Maybe, maybe not. Here is another article about Ft. Morgan, Co, a meatpacking town that seems to be opening its arms to African refugees. Although there are a few glitches—like car accidents—not to worry, they have a ‘community organizing center’ likely paid for by the taxpayer that is expected to make everything go smoothly. They want to avoid all that bad stuff that happens in Greeley.
So what’s a few car accidents anyway?
The crash [a deadly crash] has also spurred a new African-run community center to start teaching English and the rules of the road to the new immigrants, including people from Kenya, Congo, and Ethiopia. But some readers of the local newspaper, the Fort Morgan Times, have suggested that the immigrants shouldn’t be allowed to drive.
Fort Morgan’s police department doesn’t keep data on accidents by race, Lt. Darin Sagel said. But Mayor Jack Darnell said it appeared the immigrants are “having a disproportionate amount of accidents,” most of them minor fender-benders.
“And they realize it. They are trying to adjust,” Darnell said.
Sagel said the accidents may be the result of not being accustomed to a new environment.
The environment? What the heck? Didn’t they get drivers’ licenses by passing a test? What the article doesn’t tell you in response to that logical question is that there are massive drivers license scams throughout the US where translators receive payment under the table for “helping” immigrants with a few answers on the written test.
Cargill recruited the Africans with the help of the US State Department and now to help Cargill the African Community Center helps the Somalis and other Africans adjust.
The Africans chose Fort Morgan as their new home largely because of the presence of Cargill Meat Solutions Corp., a Wichita, Kan.-based firm that has hired more than 360 of them, said Ibrahim Abdi, who also runs the community center.
Cargill’s wages start at $12.45 an hour for jobs from cleaning to packaging meat, Ali said. The plant employed about 20 percent of Fort Morgan’s 10,800 residents in 2007.
Besides the U.S. government, Abdi said Somalis are grateful for Cargill.
“They gave us work, and they gave us a way to live,” Abdi said.
Center volunteers drive people to doctor’s appointments or help them find housing, another big issue. As many as 100 immigrants, most of them single men, stay in motels because there aren’t enough apartments or because they want to get a job before signing a lease, center leaders said.
So, to summarize, the Morgan African Community Center is surely a taxpayer-funded organization that supplements Cargill. Maybe Cargill should be funding the community center! Has any enterprising reporter looked into the funding arrangements for what amounts to another Ethnic Community Based Organization, a pet project of the federal Office of Refugee Resettlement (ORR). I wonder if former Kansas governor Sebelius , now Secretary of Health and Human Services which oversees the ORR, was a friend of Cargill? Remember the Clintons were friends of Iowa meatpackers and that is how we got so many Bosnian refugees.
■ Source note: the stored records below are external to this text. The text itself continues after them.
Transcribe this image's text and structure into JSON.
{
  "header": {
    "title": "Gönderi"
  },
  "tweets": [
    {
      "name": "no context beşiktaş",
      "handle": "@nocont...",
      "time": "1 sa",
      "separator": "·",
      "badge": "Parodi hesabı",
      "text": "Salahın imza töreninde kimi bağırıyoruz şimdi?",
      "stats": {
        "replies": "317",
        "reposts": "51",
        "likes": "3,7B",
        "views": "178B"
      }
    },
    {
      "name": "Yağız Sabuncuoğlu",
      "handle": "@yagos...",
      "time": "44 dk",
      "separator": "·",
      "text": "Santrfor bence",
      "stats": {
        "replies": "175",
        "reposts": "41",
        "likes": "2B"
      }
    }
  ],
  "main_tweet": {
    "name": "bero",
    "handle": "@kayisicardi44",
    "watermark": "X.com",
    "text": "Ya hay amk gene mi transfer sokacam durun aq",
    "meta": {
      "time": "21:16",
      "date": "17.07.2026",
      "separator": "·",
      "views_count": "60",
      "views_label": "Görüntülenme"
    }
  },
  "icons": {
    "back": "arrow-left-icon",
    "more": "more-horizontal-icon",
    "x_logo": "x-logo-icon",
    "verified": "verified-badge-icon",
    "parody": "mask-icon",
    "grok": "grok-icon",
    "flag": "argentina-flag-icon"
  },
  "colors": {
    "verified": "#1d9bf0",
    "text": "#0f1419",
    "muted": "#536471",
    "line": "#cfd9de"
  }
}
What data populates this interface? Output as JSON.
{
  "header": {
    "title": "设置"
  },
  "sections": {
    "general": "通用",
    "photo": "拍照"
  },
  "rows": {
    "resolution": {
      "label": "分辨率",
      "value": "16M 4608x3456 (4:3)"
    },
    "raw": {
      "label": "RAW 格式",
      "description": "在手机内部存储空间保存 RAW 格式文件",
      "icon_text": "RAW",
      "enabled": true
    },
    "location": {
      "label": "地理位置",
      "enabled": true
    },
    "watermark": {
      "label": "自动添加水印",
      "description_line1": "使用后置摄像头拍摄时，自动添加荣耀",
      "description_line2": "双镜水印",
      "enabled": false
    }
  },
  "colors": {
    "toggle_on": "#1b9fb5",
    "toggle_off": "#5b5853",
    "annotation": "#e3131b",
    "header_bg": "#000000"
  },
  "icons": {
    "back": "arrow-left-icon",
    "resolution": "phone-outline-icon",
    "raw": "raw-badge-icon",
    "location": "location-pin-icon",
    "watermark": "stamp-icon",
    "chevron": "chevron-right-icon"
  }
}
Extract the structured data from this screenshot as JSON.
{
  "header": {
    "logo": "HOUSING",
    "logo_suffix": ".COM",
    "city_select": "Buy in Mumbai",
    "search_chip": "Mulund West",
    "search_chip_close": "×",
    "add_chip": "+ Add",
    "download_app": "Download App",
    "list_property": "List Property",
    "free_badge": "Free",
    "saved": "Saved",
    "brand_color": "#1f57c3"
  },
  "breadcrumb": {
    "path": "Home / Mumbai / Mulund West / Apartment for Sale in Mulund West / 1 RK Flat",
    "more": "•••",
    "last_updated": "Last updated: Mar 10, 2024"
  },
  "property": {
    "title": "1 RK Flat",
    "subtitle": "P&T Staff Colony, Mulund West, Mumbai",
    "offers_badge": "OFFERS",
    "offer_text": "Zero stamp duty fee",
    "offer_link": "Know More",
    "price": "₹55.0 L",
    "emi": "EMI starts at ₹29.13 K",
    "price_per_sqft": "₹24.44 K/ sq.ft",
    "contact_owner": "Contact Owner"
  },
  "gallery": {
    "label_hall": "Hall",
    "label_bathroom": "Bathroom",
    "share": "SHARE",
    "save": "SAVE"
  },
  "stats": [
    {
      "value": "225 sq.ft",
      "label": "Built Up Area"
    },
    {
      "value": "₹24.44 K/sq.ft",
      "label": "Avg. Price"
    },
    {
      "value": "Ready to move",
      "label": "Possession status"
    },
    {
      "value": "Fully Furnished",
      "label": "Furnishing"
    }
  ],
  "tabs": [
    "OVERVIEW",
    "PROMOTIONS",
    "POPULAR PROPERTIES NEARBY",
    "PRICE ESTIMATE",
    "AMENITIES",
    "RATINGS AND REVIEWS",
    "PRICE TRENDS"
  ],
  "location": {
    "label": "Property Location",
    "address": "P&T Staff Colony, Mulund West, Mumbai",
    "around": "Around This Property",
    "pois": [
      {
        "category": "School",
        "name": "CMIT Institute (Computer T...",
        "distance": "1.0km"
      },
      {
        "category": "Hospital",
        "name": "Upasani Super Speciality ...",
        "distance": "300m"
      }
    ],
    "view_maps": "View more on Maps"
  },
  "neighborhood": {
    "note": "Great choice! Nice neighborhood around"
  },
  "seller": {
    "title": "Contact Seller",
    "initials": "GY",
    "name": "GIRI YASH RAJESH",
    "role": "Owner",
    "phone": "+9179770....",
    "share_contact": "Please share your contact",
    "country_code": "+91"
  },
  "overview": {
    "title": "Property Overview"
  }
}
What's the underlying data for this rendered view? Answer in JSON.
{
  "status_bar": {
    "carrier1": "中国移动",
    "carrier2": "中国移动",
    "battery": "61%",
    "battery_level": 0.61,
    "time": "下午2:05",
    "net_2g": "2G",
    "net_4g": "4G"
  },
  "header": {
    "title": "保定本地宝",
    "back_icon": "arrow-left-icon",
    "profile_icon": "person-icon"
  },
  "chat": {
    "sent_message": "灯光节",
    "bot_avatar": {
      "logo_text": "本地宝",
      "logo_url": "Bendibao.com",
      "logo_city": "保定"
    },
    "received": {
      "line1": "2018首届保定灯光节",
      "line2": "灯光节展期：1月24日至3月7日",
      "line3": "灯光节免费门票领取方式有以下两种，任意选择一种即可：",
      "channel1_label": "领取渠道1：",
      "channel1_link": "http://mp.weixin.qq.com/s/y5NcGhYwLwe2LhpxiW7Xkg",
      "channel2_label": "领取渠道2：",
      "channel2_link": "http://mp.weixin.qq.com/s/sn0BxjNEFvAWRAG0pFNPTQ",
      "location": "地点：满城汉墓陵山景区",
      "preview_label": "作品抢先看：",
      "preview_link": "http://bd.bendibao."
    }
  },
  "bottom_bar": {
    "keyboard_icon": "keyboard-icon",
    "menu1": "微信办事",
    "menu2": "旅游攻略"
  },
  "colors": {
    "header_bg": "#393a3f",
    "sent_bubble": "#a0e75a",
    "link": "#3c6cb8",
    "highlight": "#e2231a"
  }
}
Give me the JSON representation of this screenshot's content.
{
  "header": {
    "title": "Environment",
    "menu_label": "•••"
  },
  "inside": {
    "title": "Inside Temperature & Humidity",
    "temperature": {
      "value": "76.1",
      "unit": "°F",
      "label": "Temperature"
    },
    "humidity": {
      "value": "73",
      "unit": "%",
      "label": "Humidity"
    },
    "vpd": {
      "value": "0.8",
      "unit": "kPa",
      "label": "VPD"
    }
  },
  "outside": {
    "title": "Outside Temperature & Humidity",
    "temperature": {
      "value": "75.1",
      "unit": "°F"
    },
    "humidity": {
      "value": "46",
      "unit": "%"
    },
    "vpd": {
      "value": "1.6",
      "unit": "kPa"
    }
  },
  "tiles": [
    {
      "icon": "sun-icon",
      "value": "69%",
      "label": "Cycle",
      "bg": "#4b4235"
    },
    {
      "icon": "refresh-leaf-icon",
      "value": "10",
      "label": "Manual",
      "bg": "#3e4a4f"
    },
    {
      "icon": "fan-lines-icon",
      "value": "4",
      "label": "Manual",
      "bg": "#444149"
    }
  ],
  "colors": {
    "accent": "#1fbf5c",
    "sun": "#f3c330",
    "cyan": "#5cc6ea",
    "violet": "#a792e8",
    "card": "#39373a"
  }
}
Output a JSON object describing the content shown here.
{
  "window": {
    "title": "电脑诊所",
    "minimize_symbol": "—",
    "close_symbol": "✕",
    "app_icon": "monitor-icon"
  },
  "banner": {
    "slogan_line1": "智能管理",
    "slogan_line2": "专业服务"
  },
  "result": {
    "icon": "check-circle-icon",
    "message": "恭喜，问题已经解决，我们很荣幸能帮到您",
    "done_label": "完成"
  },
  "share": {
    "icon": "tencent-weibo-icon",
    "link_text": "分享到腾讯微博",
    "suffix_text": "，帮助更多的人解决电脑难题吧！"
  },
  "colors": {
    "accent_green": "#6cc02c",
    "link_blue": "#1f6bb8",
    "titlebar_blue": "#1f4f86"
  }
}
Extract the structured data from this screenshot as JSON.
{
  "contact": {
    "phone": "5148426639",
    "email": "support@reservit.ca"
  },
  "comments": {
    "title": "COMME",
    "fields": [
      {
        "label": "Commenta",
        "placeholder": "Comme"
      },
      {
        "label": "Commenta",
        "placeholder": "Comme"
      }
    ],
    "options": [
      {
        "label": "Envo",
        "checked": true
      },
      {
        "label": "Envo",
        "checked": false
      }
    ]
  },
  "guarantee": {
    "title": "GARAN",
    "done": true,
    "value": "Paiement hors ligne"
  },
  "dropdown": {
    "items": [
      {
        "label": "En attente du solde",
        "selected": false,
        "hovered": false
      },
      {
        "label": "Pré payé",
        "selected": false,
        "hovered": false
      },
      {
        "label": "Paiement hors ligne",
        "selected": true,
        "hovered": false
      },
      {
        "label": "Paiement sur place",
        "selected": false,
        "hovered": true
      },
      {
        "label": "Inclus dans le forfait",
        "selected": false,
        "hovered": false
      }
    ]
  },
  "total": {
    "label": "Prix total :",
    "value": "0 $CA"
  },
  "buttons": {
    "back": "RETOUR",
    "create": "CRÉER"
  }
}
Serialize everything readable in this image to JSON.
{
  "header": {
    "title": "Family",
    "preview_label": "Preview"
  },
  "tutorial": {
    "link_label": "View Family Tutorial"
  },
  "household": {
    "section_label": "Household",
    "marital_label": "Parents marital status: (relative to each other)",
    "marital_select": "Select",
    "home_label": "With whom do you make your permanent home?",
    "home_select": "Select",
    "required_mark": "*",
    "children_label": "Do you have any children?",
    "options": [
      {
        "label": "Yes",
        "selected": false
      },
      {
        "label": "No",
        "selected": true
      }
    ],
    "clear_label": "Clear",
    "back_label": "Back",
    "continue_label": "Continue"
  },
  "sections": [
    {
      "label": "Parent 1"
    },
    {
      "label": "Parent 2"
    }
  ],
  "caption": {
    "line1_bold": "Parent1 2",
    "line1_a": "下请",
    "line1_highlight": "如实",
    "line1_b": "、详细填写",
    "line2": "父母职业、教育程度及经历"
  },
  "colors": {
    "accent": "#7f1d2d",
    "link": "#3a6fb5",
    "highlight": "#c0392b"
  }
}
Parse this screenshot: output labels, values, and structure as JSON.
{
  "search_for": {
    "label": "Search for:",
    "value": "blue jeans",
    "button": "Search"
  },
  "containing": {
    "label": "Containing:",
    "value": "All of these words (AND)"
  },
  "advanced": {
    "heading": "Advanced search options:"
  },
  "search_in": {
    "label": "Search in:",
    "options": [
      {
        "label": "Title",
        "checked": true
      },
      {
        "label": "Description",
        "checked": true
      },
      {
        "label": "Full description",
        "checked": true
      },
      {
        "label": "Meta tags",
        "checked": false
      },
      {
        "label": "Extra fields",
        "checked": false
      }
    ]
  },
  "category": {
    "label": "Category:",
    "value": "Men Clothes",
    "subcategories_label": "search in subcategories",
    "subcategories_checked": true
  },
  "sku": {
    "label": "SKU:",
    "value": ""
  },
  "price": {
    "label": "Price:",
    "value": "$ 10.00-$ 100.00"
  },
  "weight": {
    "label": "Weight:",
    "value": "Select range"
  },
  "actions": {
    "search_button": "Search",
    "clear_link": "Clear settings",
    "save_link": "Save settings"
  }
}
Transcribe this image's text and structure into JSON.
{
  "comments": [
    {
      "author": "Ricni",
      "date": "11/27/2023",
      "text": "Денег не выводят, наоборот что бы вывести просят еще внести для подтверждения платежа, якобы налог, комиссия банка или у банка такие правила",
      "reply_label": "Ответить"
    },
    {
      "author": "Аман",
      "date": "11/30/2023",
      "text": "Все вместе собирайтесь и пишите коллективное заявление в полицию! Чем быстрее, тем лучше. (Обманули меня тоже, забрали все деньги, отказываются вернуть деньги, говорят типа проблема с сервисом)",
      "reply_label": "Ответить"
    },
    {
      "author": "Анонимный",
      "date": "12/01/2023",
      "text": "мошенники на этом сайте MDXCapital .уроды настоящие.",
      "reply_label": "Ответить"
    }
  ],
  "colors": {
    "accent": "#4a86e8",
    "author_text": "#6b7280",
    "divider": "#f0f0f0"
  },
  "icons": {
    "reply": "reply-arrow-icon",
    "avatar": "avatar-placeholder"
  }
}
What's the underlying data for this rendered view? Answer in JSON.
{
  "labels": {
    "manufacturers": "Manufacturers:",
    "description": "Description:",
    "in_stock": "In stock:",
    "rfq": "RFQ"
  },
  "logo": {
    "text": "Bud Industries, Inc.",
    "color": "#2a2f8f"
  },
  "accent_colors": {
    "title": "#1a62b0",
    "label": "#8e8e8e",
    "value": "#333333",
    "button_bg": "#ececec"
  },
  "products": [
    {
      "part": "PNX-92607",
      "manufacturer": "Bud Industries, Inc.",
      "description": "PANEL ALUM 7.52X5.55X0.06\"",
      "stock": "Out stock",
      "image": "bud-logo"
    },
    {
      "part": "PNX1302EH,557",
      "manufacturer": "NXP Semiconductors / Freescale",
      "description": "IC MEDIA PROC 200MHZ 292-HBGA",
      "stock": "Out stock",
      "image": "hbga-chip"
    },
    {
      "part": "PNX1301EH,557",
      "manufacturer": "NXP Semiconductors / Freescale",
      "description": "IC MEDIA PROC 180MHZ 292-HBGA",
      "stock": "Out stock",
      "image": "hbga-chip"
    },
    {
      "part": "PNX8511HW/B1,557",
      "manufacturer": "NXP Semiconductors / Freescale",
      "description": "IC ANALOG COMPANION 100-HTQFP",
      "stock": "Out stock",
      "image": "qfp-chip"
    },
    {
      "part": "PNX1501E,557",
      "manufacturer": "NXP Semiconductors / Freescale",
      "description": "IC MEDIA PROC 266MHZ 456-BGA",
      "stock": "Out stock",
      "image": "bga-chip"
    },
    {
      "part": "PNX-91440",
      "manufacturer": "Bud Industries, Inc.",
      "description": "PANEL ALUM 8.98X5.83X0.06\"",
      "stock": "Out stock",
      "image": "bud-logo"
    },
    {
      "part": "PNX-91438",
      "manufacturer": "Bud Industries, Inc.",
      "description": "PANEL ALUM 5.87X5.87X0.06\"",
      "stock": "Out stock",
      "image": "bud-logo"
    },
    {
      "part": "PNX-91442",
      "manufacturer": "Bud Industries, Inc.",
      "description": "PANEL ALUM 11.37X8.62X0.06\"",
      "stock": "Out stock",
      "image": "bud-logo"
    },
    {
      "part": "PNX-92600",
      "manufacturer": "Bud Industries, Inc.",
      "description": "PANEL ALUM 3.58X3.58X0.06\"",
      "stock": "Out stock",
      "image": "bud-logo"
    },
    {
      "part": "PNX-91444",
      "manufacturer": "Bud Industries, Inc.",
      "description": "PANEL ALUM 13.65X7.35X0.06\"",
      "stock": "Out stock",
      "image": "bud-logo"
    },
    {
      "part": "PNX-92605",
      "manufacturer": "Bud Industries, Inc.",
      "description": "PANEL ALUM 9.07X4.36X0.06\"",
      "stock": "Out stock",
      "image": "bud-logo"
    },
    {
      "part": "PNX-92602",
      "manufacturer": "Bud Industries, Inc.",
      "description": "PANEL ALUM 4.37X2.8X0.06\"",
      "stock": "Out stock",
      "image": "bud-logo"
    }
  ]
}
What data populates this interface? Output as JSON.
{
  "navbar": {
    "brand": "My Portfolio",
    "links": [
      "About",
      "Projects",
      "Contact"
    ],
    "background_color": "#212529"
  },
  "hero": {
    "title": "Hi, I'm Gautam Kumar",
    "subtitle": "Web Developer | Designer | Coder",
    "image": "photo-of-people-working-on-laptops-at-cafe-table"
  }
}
As Ramadan demands are expected at the Swift plant in Greeley, Ft. Morgan is sure they will dodge the bullet because they now have a “community center.”
Abdi said the center also has acted as a mediator to prevent the kind of discord that arose among Somali Muslims and their employers around the country over prayer rituals.
In Greeley, about 50 miles west of Fort Morgan, the JBS Swift & Co. meatpacking plant fired more than 100 workers during Ramadan last year after evening-shift workers walked out, saying the firm refused to allow their breaks to coincide with sunset so they could pray. At the time, Swift said they had tried to accommodate workers’ lunch schedules by more than an hour.
There have been no such problems in Fort Morgan, workers say.
Note to the Ft. Morgan Times: I still have your editorial of last September at my fingertips.
I’ve written a lot about Ft. Morgan but don’t have the energy to put all the links in here, so just type Ft. Morgan into our search function to learn more.